I have known it as a consultant experiencing the deep conversations of organizations in conflict came to understanding and then negotiated decisions for the good of all.
It is such moments that led me to and keep me working at Talking Together: Getting Beyond Polarization Through Civil Dialogue. It is encouraging that there are those who choose to enter into practicing conversation with the “other,” with people who make them uncomfortable.
And as I encounter the fear that stops the possibility of conversation, I know how much work we have to do to embrace an idea of “small world” lest our fears lead us to the kinds of hateful words that cross the wrong person at the wrong time and lead us to extinction.
That’s my fear, as I encounter the fears of others. Fear of losing some imagined status that puts one higher on an imaginary ladder of humanity than others. Fear of losing opportunity. Fear that there aren’t enough resources to go around. Fear of “otherness” that was inherited from generations before and never rationally examined for validity. Fear of not being good enough that hides behind extreme words and behaviors.
People are saying the ugliest things. And this time around, I’m beyond shock and ready to speak back. It is past time to dig deep inside ourselves and begin to speak and behave as civilized human beings, privileged beyond imagination, who have the ability to stop this rapidly escalating slide into a madness from which there is no escape.

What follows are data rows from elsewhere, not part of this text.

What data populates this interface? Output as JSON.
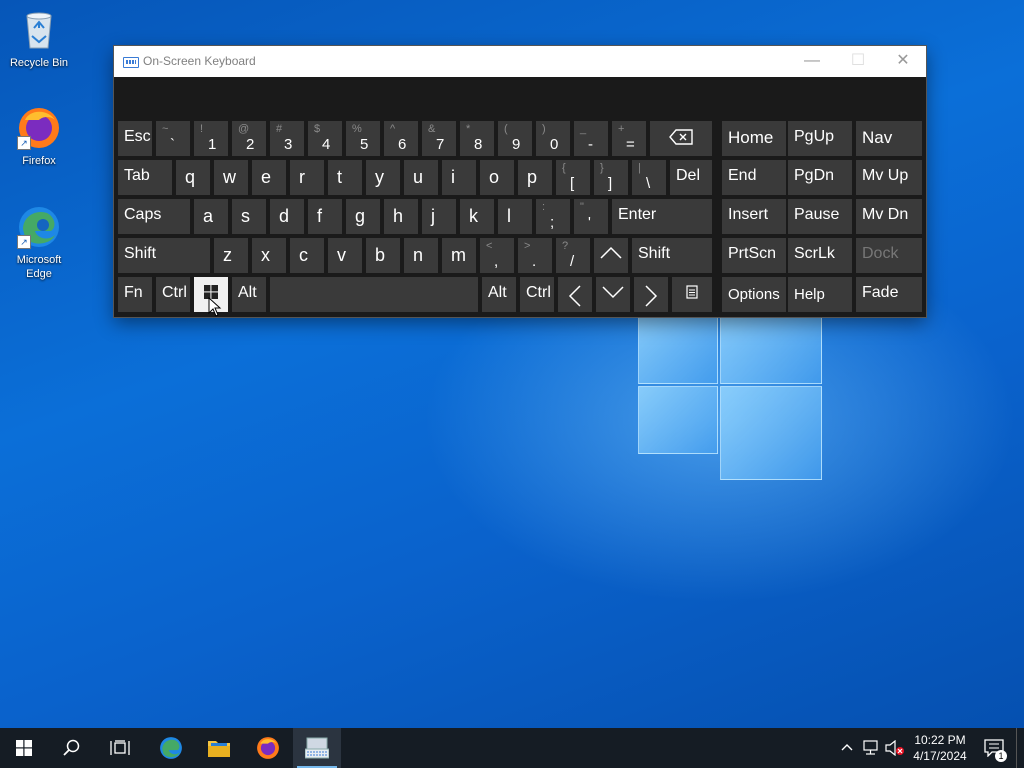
{
  "desktop": {
    "icons": [
      {
        "label": "Recycle Bin"
      },
      {
        "label": "Firefox"
      },
      {
        "label": "Microsoft Edge"
      }
    ]
  },
  "osk": {
    "title": "On-Screen Keyboard",
    "rows": {
      "row1": [
        {
          "main": "Esc"
        },
        {
          "top": "~",
          "bot": "`"
        },
        {
          "top": "!",
          "bot": "1"
        },
        {
          "top": "@",
          "bot": "2"
        },
        {
          "top": "#",
          "bot": "3"
        },
        {
          "top": "$",
          "bot": "4"
        },
        {
          "top": "%",
          "bot": "5"
        },
        {
          "top": "^",
          "bot": "6"
        },
        {
          "top": "&",
          "bot": "7"
        },
        {
          "top": "*",
          "bot": "8"
        },
        {
          "top": "(",
          "bot": "9"
        },
        {
          "top": ")",
          "bot": "0"
        },
        {
          "top": "_",
          "bot": "-"
        },
        {
          "top": "+",
          "bot": "="
        },
        {
          "icon": "backspace-icon"
        }
      ],
      "row2": [
        {
          "main": "Tab"
        },
        {
          "main": "q"
        },
        {
          "main": "w"
        },
        {
          "main": "e"
        },
        {
          "main": "r"
        },
        {
          "main": "t"
        },
        {
          "main": "y"
        },
        {
          "main": "u"
        },
        {
          "main": "i"
        },
        {
          "main": "o"
        },
        {
          "main": "p"
        },
        {
          "top": "{",
          "bot": "["
        },
        {
          "top": "}",
          "bot": "]"
        },
        {
          "top": "|",
          "bot": "\\"
        },
        {
          "main": "Del"
        }
      ],
      "row3": [
        {
          "main": "Caps"
        },
        {
          "main": "a"
        },
        {
          "main": "s"
        },
        {
          "main": "d"
        },
        {
          "main": "f"
        },
        {
          "main": "g"
        },
        {
          "main": "h"
        },
        {
          "main": "j"
        },
        {
          "main": "k"
        },
        {
          "main": "l"
        },
        {
          "top": ":",
          "bot": ";"
        },
        {
          "top": "\"",
          "bot": "'"
        },
        {
          "main": "Enter"
        }
      ],
      "row4": [
        {
          "main": "Shift"
        },
        {
          "main": "z"
        },
        {
          "main": "x"
        },
        {
          "main": "c"
        },
        {
          "main": "v"
        },
        {
          "main": "b"
        },
        {
          "main": "n"
        },
        {
          "main": "m"
        },
        {
          "top": "<",
          "bot": ","
        },
        {
          "top": ">",
          "bot": "."
        },
        {
          "top": "?",
          "bot": "/"
        },
        {
          "icon": "arrow-up-icon"
        },
        {
          "main": "Shift"
        }
      ],
      "row5": [
        {
          "main": "Fn"
        },
        {
          "main": "Ctrl"
        },
        {
          "icon": "windows-icon"
        },
        {
          "main": "Alt"
        },
        {
          "main": ""
        },
        {
          "main": "Alt"
        },
        {
          "main": "Ctrl"
        },
        {
          "icon": "arrow-left-icon"
        },
        {
          "icon": "arrow-down-icon"
        },
        {
          "icon": "arrow-right-icon"
        },
        {
          "icon": "menu-icon"
        }
      ]
    },
    "nav": [
      [
        "Home",
        "PgUp",
        "Nav"
      ],
      [
        "End",
        "PgDn",
        "Mv Up"
      ],
      [
        "Insert",
        "Pause",
        "Mv Dn"
      ],
      [
        "PrtScn",
        "ScrLk",
        "Dock"
      ],
      [
        "Options",
        "Help",
        "Fade"
      ]
    ]
  },
  "taskbar": {
    "clock": {
      "time": "10:22 PM",
      "date": "4/17/2024"
    },
    "notification_count": "1"
  }
}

It will require us each to be willing to choose to stop participating in hateful words and actions. To own our fears. To look toward the bright possibility of embracing a “small world” in which we respect the worth and dignity of every person.
To break our silence. The “or else” is too awful to contemplate. And if that awful “or else” comes, each of us who has stood by without doing our part to say “enough!” — to move beyond politics, religious differences and personal ideologies to caring for the future of our world will have been complicit.

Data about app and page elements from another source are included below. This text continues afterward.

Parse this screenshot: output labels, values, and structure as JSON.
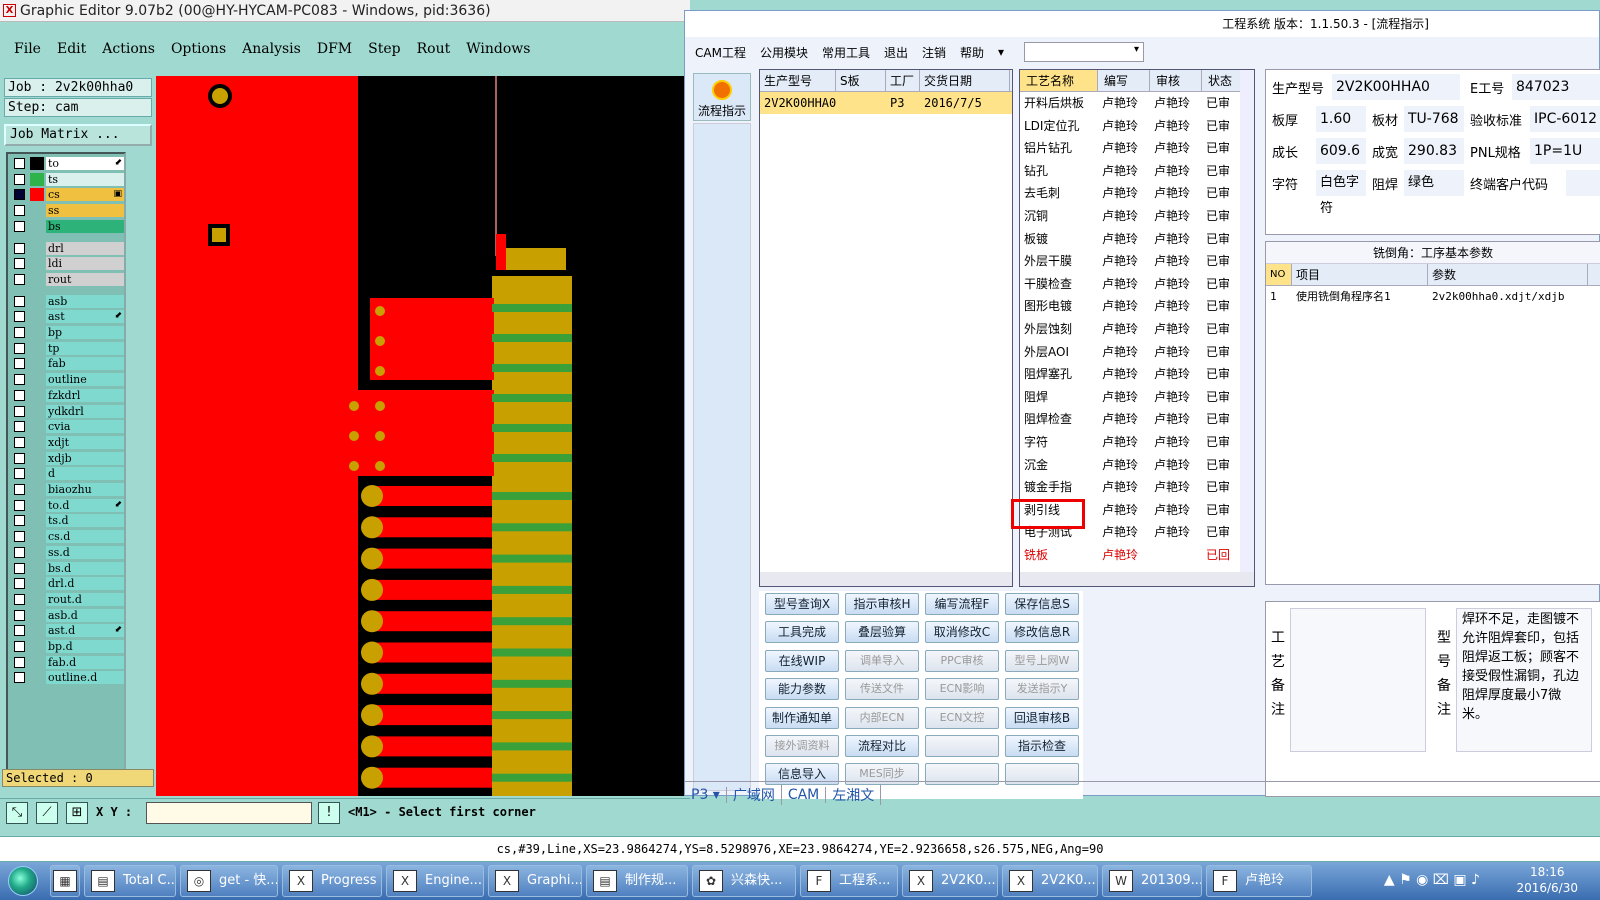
{
  "ge": {
    "title": "Graphic Editor 9.07b2 (00@HY-HYCAM-PC083 - Windows, pid:3636)",
    "menu": [
      "File",
      "Edit",
      "Actions",
      "Options",
      "Analysis",
      "DFM",
      "Step",
      "Rout",
      "Windows"
    ],
    "job": "Job : 2v2k00hha0",
    "step": "Step: cam",
    "matrix": "Job Matrix ...",
    "layers": [
      {
        "name": "to",
        "color": "#ffffff",
        "sw": "#000000",
        "mark": "⬋"
      },
      {
        "name": "ts",
        "color": "#d9f0ec",
        "sw": "#2db34a"
      },
      {
        "name": "cs",
        "color": "#f0c040",
        "sw": "#ff0000",
        "mark": "▣",
        "on": true
      },
      {
        "name": "ss",
        "color": "#f0c040",
        "sw": "#7fbfb4"
      },
      {
        "name": "bs",
        "color": "#2db37a",
        "sw": "#7fbfb4"
      },
      {
        "name": "drl",
        "color": "#d0d0d0",
        "sw": "#7fbfb4"
      },
      {
        "name": "ldi",
        "color": "#d0d0d0",
        "sw": "#7fbfb4"
      },
      {
        "name": "rout",
        "color": "#d0d0d0",
        "sw": "#7fbfb4"
      },
      {
        "name": "asb",
        "color": "#7fd9cf",
        "sw": "#7fbfb4"
      },
      {
        "name": "ast",
        "color": "#7fd9cf",
        "sw": "#7fbfb4",
        "mark": "⬋"
      },
      {
        "name": "bp",
        "color": "#7fd9cf",
        "sw": "#7fbfb4"
      },
      {
        "name": "tp",
        "color": "#7fd9cf",
        "sw": "#7fbfb4"
      },
      {
        "name": "fab",
        "color": "#7fd9cf",
        "sw": "#7fbfb4"
      },
      {
        "name": "outline",
        "color": "#7fd9cf",
        "sw": "#7fbfb4"
      },
      {
        "name": "fzkdrl",
        "color": "#7fd9cf",
        "sw": "#7fbfb4"
      },
      {
        "name": "ydkdrl",
        "color": "#7fd9cf",
        "sw": "#7fbfb4"
      },
      {
        "name": "cvia",
        "color": "#7fd9cf",
        "sw": "#7fbfb4"
      },
      {
        "name": "xdjt",
        "color": "#7fd9cf",
        "sw": "#7fbfb4"
      },
      {
        "name": "xdjb",
        "color": "#7fd9cf",
        "sw": "#7fbfb4"
      },
      {
        "name": "d",
        "color": "#7fd9cf",
        "sw": "#7fbfb4"
      },
      {
        "name": "biaozhu",
        "color": "#7fd9cf",
        "sw": "#7fbfb4"
      },
      {
        "name": "to.d",
        "color": "#7fd9cf",
        "sw": "#7fbfb4",
        "mark": "⬋"
      },
      {
        "name": "ts.d",
        "color": "#7fd9cf",
        "sw": "#7fbfb4"
      },
      {
        "name": "cs.d",
        "color": "#7fd9cf",
        "sw": "#7fbfb4"
      },
      {
        "name": "ss.d",
        "color": "#7fd9cf",
        "sw": "#7fbfb4"
      },
      {
        "name": "bs.d",
        "color": "#7fd9cf",
        "sw": "#7fbfb4"
      },
      {
        "name": "drl.d",
        "color": "#7fd9cf",
        "sw": "#7fbfb4"
      },
      {
        "name": "rout.d",
        "color": "#7fd9cf",
        "sw": "#7fbfb4"
      },
      {
        "name": "asb.d",
        "color": "#7fd9cf",
        "sw": "#7fbfb4"
      },
      {
        "name": "ast.d",
        "color": "#7fd9cf",
        "sw": "#7fbfb4",
        "mark": "⬋"
      },
      {
        "name": "bp.d",
        "color": "#7fd9cf",
        "sw": "#7fbfb4"
      },
      {
        "name": "fab.d",
        "color": "#7fd9cf",
        "sw": "#7fbfb4"
      },
      {
        "name": "outline.d",
        "color": "#7fd9cf",
        "sw": "#7fbfb4"
      }
    ],
    "selected": "Selected : 0",
    "xy_label": "X Y :",
    "prompt": "<M1> - Select first corner",
    "status": "cs,#39,Line,XS=23.9864274,YS=8.5298976,XE=23.9864274,YE=2.9236658,s26.575,NEG,Ang=90"
  },
  "es": {
    "title": "工程系统   版本：1.1.50.3 - [流程指示]",
    "menu": [
      "CAM工程",
      "公用模块",
      "常用工具",
      "退出",
      "注销",
      "帮助"
    ],
    "flow_btn": "流程指示",
    "orders_head": [
      "生产型号",
      "S板",
      "工厂",
      "交货日期"
    ],
    "order": [
      "2V2K00HHA0",
      "",
      "P3",
      "2016/7/5"
    ],
    "proc_head": [
      "工艺名称",
      "编写",
      "审核",
      "状态"
    ],
    "processes": [
      [
        "开料后烘板",
        "卢艳玲",
        "卢艳玲",
        "已审"
      ],
      [
        "LDI定位孔",
        "卢艳玲",
        "卢艳玲",
        "已审"
      ],
      [
        "铝片钻孔",
        "卢艳玲",
        "卢艳玲",
        "已审"
      ],
      [
        "钻孔",
        "卢艳玲",
        "卢艳玲",
        "已审"
      ],
      [
        "去毛刺",
        "卢艳玲",
        "卢艳玲",
        "已审"
      ],
      [
        "沉铜",
        "卢艳玲",
        "卢艳玲",
        "已审"
      ],
      [
        "板镀",
        "卢艳玲",
        "卢艳玲",
        "已审"
      ],
      [
        "外层干膜",
        "卢艳玲",
        "卢艳玲",
        "已审"
      ],
      [
        "干膜检查",
        "卢艳玲",
        "卢艳玲",
        "已审"
      ],
      [
        "图形电镀",
        "卢艳玲",
        "卢艳玲",
        "已审"
      ],
      [
        "外层蚀刻",
        "卢艳玲",
        "卢艳玲",
        "已审"
      ],
      [
        "外层AOI",
        "卢艳玲",
        "卢艳玲",
        "已审"
      ],
      [
        "阻焊塞孔",
        "卢艳玲",
        "卢艳玲",
        "已审"
      ],
      [
        "阻焊",
        "卢艳玲",
        "卢艳玲",
        "已审"
      ],
      [
        "阻焊检查",
        "卢艳玲",
        "卢艳玲",
        "已审"
      ],
      [
        "字符",
        "卢艳玲",
        "卢艳玲",
        "已审"
      ],
      [
        "沉金",
        "卢艳玲",
        "卢艳玲",
        "已审"
      ],
      [
        "镀金手指",
        "卢艳玲",
        "卢艳玲",
        "已审"
      ],
      [
        "剥引线",
        "卢艳玲",
        "卢艳玲",
        "已审"
      ],
      [
        "电子测试",
        "卢艳玲",
        "卢艳玲",
        "已审"
      ],
      [
        "铣板",
        "卢艳玲",
        "",
        "已回"
      ]
    ],
    "info": {
      "model_lbl": "生产型号",
      "model": "2V2K00HHA0",
      "eno_lbl": "E工号",
      "eno": "847023",
      "thick_lbl": "板厚",
      "thick": "1.60",
      "mat_lbl": "板材",
      "mat": "TU-768",
      "std_lbl": "验收标准",
      "std": "IPC-6012",
      "len_lbl": "成长",
      "len": "609.6",
      "wid_lbl": "成宽",
      "wid": "290.83",
      "pnl_lbl": "PNL规格",
      "pnl": "1P=1U",
      "char_lbl": "字符",
      "char": "白色字符",
      "mask_lbl": "阻焊",
      "mask": "绿色",
      "cust_lbl": "终端客户代码"
    },
    "param_title": "铣倒角：工序基本参数",
    "param_head": [
      "NO",
      "项目",
      "参数"
    ],
    "param_row": [
      "1",
      "使用铣倒角程序名1",
      "2v2k00hha0.xdjt/xdjb"
    ],
    "buttons": [
      [
        "型号查询X",
        "指示审核H",
        "编写流程F",
        "保存信息S"
      ],
      [
        "工具完成",
        "叠层验算",
        "取消修改C",
        "修改信息R"
      ],
      [
        "在线WIP",
        "调单导入",
        "PPC审核",
        "型号上网W"
      ],
      [
        "能力参数",
        "传送文件",
        "ECN影响",
        "发送指示Y"
      ],
      [
        "制作通知单",
        "内部ECN",
        "ECN文控",
        "回退审核B"
      ],
      [
        "接外调资料",
        "流程对比",
        "",
        "指示检查"
      ],
      [
        "信息导入",
        "MES同步",
        "",
        ""
      ]
    ],
    "remark_l": "工艺备注",
    "remark_r": "型号备注",
    "remark_text": "焊环不足，走图镀不允许阻焊套印，包括阻焊返工板；顾客不接受假性漏铜，孔边阻焊厚度最小7微米。",
    "tabs": [
      "P3 ▾",
      "广域网",
      "CAM",
      "左湘文"
    ]
  },
  "taskbar": {
    "items": [
      "Total C...",
      "get - 快...",
      "Progress",
      "Engine...",
      "Graphi...",
      "制作规...",
      "兴森快...",
      "工程系...",
      "2V2K0...",
      "2V2K0...",
      "201309...",
      "卢艳玲"
    ],
    "time": "18:16",
    "date": "2016/6/30"
  }
}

In our silence is our ugliness. Let us begin — now — to speak the words of inclusivity, justice and peace.
Kay Collier McLaughlin is an author and leadership consultant who lives in Nicholas County. Reach her at firstname.lastname@example.org.